START Exercise material

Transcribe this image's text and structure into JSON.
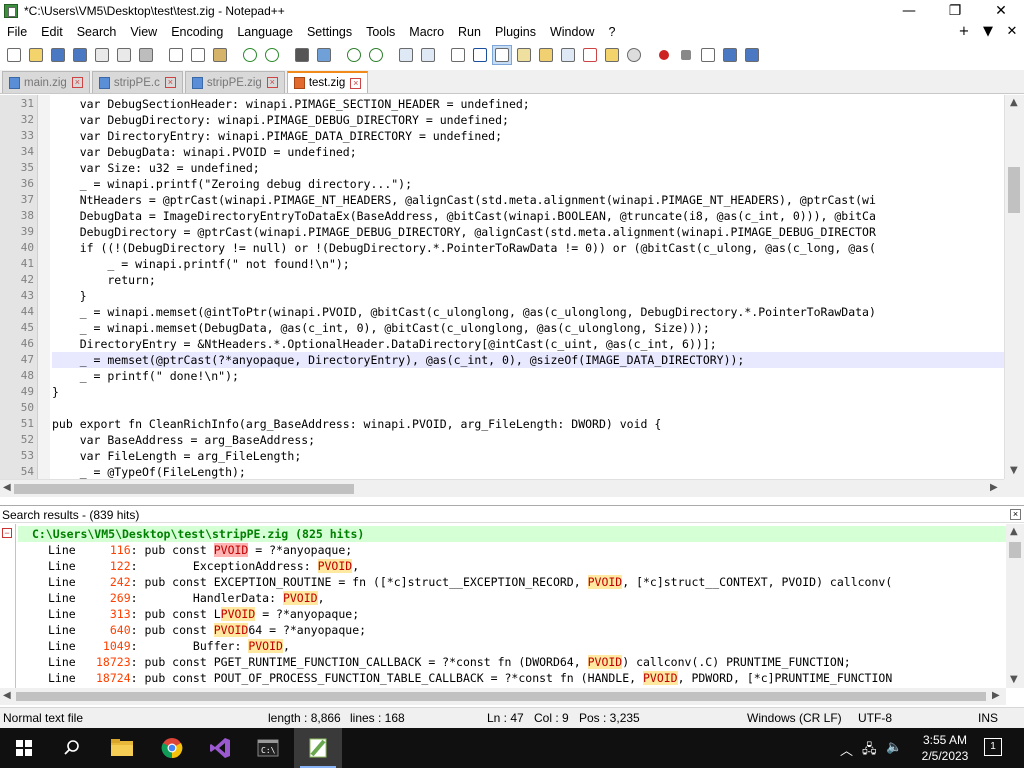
{
  "window": {
    "title": "*C:\\Users\\VM5\\Desktop\\test\\test.zig - Notepad++",
    "minimize": "—",
    "maximize": "❐",
    "close": "✕"
  },
  "menu": {
    "items": [
      "File",
      "Edit",
      "Search",
      "View",
      "Encoding",
      "Language",
      "Settings",
      "Tools",
      "Macro",
      "Run",
      "Plugins",
      "Window",
      "?"
    ],
    "right": [
      "+",
      "▼",
      "✕"
    ]
  },
  "tabs": [
    {
      "label": "main.zig",
      "active": false
    },
    {
      "label": "stripPE.c",
      "active": false
    },
    {
      "label": "stripPE.zig",
      "active": false
    },
    {
      "label": "test.zig",
      "active": true
    }
  ],
  "editor": {
    "current_line": 47,
    "lines": [
      {
        "n": "31",
        "t": "    var DebugSectionHeader: winapi.PIMAGE_SECTION_HEADER = undefined;"
      },
      {
        "n": "32",
        "t": "    var DebugDirectory: winapi.PIMAGE_DEBUG_DIRECTORY = undefined;"
      },
      {
        "n": "33",
        "t": "    var DirectoryEntry: winapi.PIMAGE_DATA_DIRECTORY = undefined;"
      },
      {
        "n": "34",
        "t": "    var DebugData: winapi.PVOID = undefined;"
      },
      {
        "n": "35",
        "t": "    var Size: u32 = undefined;"
      },
      {
        "n": "36",
        "t": "    _ = winapi.printf(\"Zeroing debug directory...\");"
      },
      {
        "n": "37",
        "t": "    NtHeaders = @ptrCast(winapi.PIMAGE_NT_HEADERS, @alignCast(std.meta.alignment(winapi.PIMAGE_NT_HEADERS), @ptrCast(wi"
      },
      {
        "n": "38",
        "t": "    DebugData = ImageDirectoryEntryToDataEx(BaseAddress, @bitCast(winapi.BOOLEAN, @truncate(i8, @as(c_int, 0))), @bitCa"
      },
      {
        "n": "39",
        "t": "    DebugDirectory = @ptrCast(winapi.PIMAGE_DEBUG_DIRECTORY, @alignCast(std.meta.alignment(winapi.PIMAGE_DEBUG_DIRECTOR"
      },
      {
        "n": "40",
        "t": "    if ((!(DebugDirectory != null) or !(DebugDirectory.*.PointerToRawData != 0)) or (@bitCast(c_ulong, @as(c_long, @as("
      },
      {
        "n": "41",
        "t": "        _ = winapi.printf(\" not found!\\n\");"
      },
      {
        "n": "42",
        "t": "        return;"
      },
      {
        "n": "43",
        "t": "    }"
      },
      {
        "n": "44",
        "t": "    _ = winapi.memset(@intToPtr(winapi.PVOID, @bitCast(c_ulonglong, @as(c_ulonglong, DebugDirectory.*.PointerToRawData)"
      },
      {
        "n": "45",
        "t": "    _ = winapi.memset(DebugData, @as(c_int, 0), @bitCast(c_ulonglong, @as(c_ulonglong, Size)));"
      },
      {
        "n": "46",
        "t": "    DirectoryEntry = &NtHeaders.*.OptionalHeader.DataDirectory[@intCast(c_uint, @as(c_int, 6))];"
      },
      {
        "n": "47",
        "t": "    _ = memset(@ptrCast(?*anyopaque, DirectoryEntry), @as(c_int, 0), @sizeOf(IMAGE_DATA_DIRECTORY));"
      },
      {
        "n": "48",
        "t": "    _ = printf(\" done!\\n\");"
      },
      {
        "n": "49",
        "t": "}"
      },
      {
        "n": "50",
        "t": ""
      },
      {
        "n": "51",
        "t": "pub export fn CleanRichInfo(arg_BaseAddress: winapi.PVOID, arg_FileLength: DWORD) void {"
      },
      {
        "n": "52",
        "t": "    var BaseAddress = arg_BaseAddress;"
      },
      {
        "n": "53",
        "t": "    var FileLength = arg_FileLength;"
      },
      {
        "n": "54",
        "t": "    _ = @TypeOf(FileLength);"
      }
    ]
  },
  "search_results": {
    "header": "Search results - (839 hits)",
    "file_line": "C:\\Users\\VM5\\Desktop\\test\\stripPE.zig (825 hits)",
    "rows": [
      {
        "line": "116",
        "pre": ": pub const ",
        "hit": "PVOID",
        "post": " = ?*anyopaque;",
        "cur": true
      },
      {
        "line": "122",
        "pre": ":        ExceptionAddress: ",
        "hit": "PVOID",
        "post": ",",
        "cur": false
      },
      {
        "line": "242",
        "pre": ": pub const EXCEPTION_ROUTINE = fn ([*c]struct__EXCEPTION_RECORD, ",
        "hit": "PVOID",
        "post": ", [*c]struct__CONTEXT, PVOID) callconv(",
        "cur": false
      },
      {
        "line": "269",
        "pre": ":        HandlerData: ",
        "hit": "PVOID",
        "post": ",",
        "cur": false
      },
      {
        "line": "313",
        "pre": ": pub const L",
        "hit": "PVOID",
        "post": " = ?*anyopaque;",
        "cur": false
      },
      {
        "line": "640",
        "pre": ": pub const ",
        "hit": "PVOID",
        "post": "64 = ?*anyopaque;",
        "cur": false
      },
      {
        "line": "1049",
        "pre": ":        Buffer: ",
        "hit": "PVOID",
        "post": ",",
        "cur": false
      },
      {
        "line": "18723",
        "pre": ": pub const PGET_RUNTIME_FUNCTION_CALLBACK = ?*const fn (DWORD64, ",
        "hit": "PVOID",
        "post": ") callconv(.C) PRUNTIME_FUNCTION;",
        "cur": false
      },
      {
        "line": "18724",
        "pre": ": pub const POUT_OF_PROCESS_FUNCTION_TABLE_CALLBACK = ?*const fn (HANDLE, ",
        "hit": "PVOID",
        "post": ", PDWORD, [*c]PRUNTIME_FUNCTION",
        "cur": false
      }
    ]
  },
  "status": {
    "filetype": "Normal text file",
    "length": "length : 8,866",
    "lines": "lines : 168",
    "ln": "Ln : 47",
    "col": "Col : 9",
    "pos": "Pos : 3,235",
    "eol": "Windows (CR LF)",
    "encoding": "UTF-8",
    "mode": "INS"
  },
  "taskbar": {
    "time": "3:55 AM",
    "date": "2/5/2023"
  }
}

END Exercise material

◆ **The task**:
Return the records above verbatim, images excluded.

◆ **Answer to this task**:
Transcribe this image's text and structure into JSON.
{
  "window": {
    "title": "*C:\\Users\\VM5\\Desktop\\test\\test.zig - Notepad++",
    "minimize": "—",
    "maximize": "❐",
    "close": "✕"
  },
  "menu": {
    "items": [
      "File",
      "Edit",
      "Search",
      "View",
      "Encoding",
      "Language",
      "Settings",
      "Tools",
      "Macro",
      "Run",
      "Plugins",
      "Window",
      "?"
    ],
    "right": [
      "+",
      "▼",
      "✕"
    ]
  },
  "tabs": [
    {
      "label": "main.zig",
      "active": false
    },
    {
      "label": "stripPE.c",
      "active": false
    },
    {
      "label": "stripPE.zig",
      "active": false
    },
    {
      "label": "test.zig",
      "active": true
    }
  ],
  "editor": {
    "current_line": 47,
    "lines": [
      {
        "n": "31",
        "t": "    var DebugSectionHeader: winapi.PIMAGE_SECTION_HEADER = undefined;"
      },
      {
        "n": "32",
        "t": "    var DebugDirectory: winapi.PIMAGE_DEBUG_DIRECTORY = undefined;"
      },
      {
        "n": "33",
        "t": "    var DirectoryEntry: winapi.PIMAGE_DATA_DIRECTORY = undefined;"
      },
      {
        "n": "34",
        "t": "    var DebugData: winapi.PVOID = undefined;"
      },
      {
        "n": "35",
        "t": "    var Size: u32 = undefined;"
      },
      {
        "n": "36",
        "t": "    _ = winapi.printf(\"Zeroing debug directory...\");"
      },
      {
        "n": "37",
        "t": "    NtHeaders = @ptrCast(winapi.PIMAGE_NT_HEADERS, @alignCast(std.meta.alignment(winapi.PIMAGE_NT_HEADERS), @ptrCast(wi"
      },
      {
        "n": "38",
        "t": "    DebugData = ImageDirectoryEntryToDataEx(BaseAddress, @bitCast(winapi.BOOLEAN, @truncate(i8, @as(c_int, 0))), @bitCa"
      },
      {
        "n": "39",
        "t": "    DebugDirectory = @ptrCast(winapi.PIMAGE_DEBUG_DIRECTORY, @alignCast(std.meta.alignment(winapi.PIMAGE_DEBUG_DIRECTOR"
      },
      {
        "n": "40",
        "t": "    if ((!(DebugDirectory != null) or !(DebugDirectory.*.PointerToRawData != 0)) or (@bitCast(c_ulong, @as(c_long, @as("
      },
      {
        "n": "41",
        "t": "        _ = winapi.printf(\" not found!\\n\");"
      },
      {
        "n": "42",
        "t": "        return;"
      },
      {
        "n": "43",
        "t": "    }"
      },
      {
        "n": "44",
        "t": "    _ = winapi.memset(@intToPtr(winapi.PVOID, @bitCast(c_ulonglong, @as(c_ulonglong, DebugDirectory.*.PointerToRawData)"
      },
      {
        "n": "45",
        "t": "    _ = winapi.memset(DebugData, @as(c_int, 0), @bitCast(c_ulonglong, @as(c_ulonglong, Size)));"
      },
      {
        "n": "46",
        "t": "    DirectoryEntry = &NtHeaders.*.OptionalHeader.DataDirectory[@intCast(c_uint, @as(c_int, 6))];"
      },
      {
        "n": "47",
        "t": "    _ = memset(@ptrCast(?*anyopaque, DirectoryEntry), @as(c_int, 0), @sizeOf(IMAGE_DATA_DIRECTORY));"
      },
      {
        "n": "48",
        "t": "    _ = printf(\" done!\\n\");"
      },
      {
        "n": "49",
        "t": "}"
      },
      {
        "n": "50",
        "t": ""
      },
      {
        "n": "51",
        "t": "pub export fn CleanRichInfo(arg_BaseAddress: winapi.PVOID, arg_FileLength: DWORD) void {"
      },
      {
        "n": "52",
        "t": "    var BaseAddress = arg_BaseAddress;"
      },
      {
        "n": "53",
        "t": "    var FileLength = arg_FileLength;"
      },
      {
        "n": "54",
        "t": "    _ = @TypeOf(FileLength);"
      }
    ]
  },
  "search_results": {
    "header": "Search results - (839 hits)",
    "file_line": "C:\\Users\\VM5\\Desktop\\test\\stripPE.zig (825 hits)",
    "rows": [
      {
        "line": "116",
        "pre": ": pub const ",
        "hit": "PVOID",
        "post": " = ?*anyopaque;",
        "cur": true
      },
      {
        "line": "122",
        "pre": ":        ExceptionAddress: ",
        "hit": "PVOID",
        "post": ",",
        "cur": false
      },
      {
        "line": "242",
        "pre": ": pub const EXCEPTION_ROUTINE = fn ([*c]struct__EXCEPTION_RECORD, ",
        "hit": "PVOID",
        "post": ", [*c]struct__CONTEXT, PVOID) callconv(",
        "cur": false
      },
      {
        "line": "269",
        "pre": ":        HandlerData: ",
        "hit": "PVOID",
        "post": ",",
        "cur": false
      },
      {
        "line": "313",
        "pre": ": pub const L",
        "hit": "PVOID",
        "post": " = ?*anyopaque;",
        "cur": false
      },
      {
        "line": "640",
        "pre": ": pub const ",
        "hit": "PVOID",
        "post": "64 = ?*anyopaque;",
        "cur": false
      },
      {
        "line": "1049",
        "pre": ":        Buffer: ",
        "hit": "PVOID",
        "post": ",",
        "cur": false
      },
      {
        "line": "18723",
        "pre": ": pub const PGET_RUNTIME_FUNCTION_CALLBACK = ?*const fn (DWORD64, ",
        "hit": "PVOID",
        "post": ") callconv(.C) PRUNTIME_FUNCTION;",
        "cur": false
      },
      {
        "line": "18724",
        "pre": ": pub const POUT_OF_PROCESS_FUNCTION_TABLE_CALLBACK = ?*const fn (HANDLE, ",
        "hit": "PVOID",
        "post": ", PDWORD, [*c]PRUNTIME_FUNCTION",
        "cur": false
      }
    ]
  },
  "status": {
    "filetype": "Normal text file",
    "length": "length : 8,866",
    "lines": "lines : 168",
    "ln": "Ln : 47",
    "col": "Col : 9",
    "pos": "Pos : 3,235",
    "eol": "Windows (CR LF)",
    "encoding": "UTF-8",
    "mode": "INS"
  },
  "taskbar": {
    "time": "3:55 AM",
    "date": "2/5/2023"
  }
}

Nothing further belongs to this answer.